Homework Helper
Did you try using phasor diagrams?

I have no idea what that is. We were told to use only differential equation methods

Simon Bridge
Homework Helper
OK - I guess you'll learn about phasor analysis after you experience the pain of having to use the integral approach.
$$\renewcommand{\tder}{\frac{d #1}{dt}} \tder{i}+\frac{1}{RC}i= -\frac{\omega V}{R}\sin\omega t$$

it looks like you tried using an integrating factor?
then you mention an equation "given in class" ... but you don't seem to understand it, so there is confusion.
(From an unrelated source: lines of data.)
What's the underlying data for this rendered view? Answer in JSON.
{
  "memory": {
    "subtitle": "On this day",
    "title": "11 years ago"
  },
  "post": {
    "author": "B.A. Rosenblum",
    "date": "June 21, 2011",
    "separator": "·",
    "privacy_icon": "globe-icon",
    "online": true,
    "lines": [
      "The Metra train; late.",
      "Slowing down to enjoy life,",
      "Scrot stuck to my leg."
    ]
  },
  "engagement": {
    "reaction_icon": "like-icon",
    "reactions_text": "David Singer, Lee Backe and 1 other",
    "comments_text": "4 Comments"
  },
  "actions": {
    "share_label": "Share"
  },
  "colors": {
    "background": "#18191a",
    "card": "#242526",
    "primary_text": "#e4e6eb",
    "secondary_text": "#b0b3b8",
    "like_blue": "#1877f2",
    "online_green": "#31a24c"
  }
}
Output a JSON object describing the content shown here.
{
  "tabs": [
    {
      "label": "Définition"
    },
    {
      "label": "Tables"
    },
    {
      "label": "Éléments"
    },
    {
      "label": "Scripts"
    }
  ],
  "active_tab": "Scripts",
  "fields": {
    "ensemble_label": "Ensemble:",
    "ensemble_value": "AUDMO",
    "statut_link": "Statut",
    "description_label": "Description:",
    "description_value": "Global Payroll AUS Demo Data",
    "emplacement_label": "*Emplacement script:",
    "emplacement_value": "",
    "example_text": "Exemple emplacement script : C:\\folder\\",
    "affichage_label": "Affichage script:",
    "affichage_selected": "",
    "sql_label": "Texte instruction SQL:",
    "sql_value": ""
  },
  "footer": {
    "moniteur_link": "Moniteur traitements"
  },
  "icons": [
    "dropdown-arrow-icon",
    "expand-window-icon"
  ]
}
You should back up to where you do understand what is going on.

Have you tried the method of undetermined coeﬃcients?

You could try guessing - it's usually less painful.
You could also have used your understanding of the physics of RC circuits to guide you in guessing i(t). The effect of the capacitor is to change the phase relationship between voltage and current ... so you'd guess a sine wave, different amplitude and phase but same frequency, as v(t). The main trouble is that you need a table of trig identities and it ends up the same as undetermined coefficients.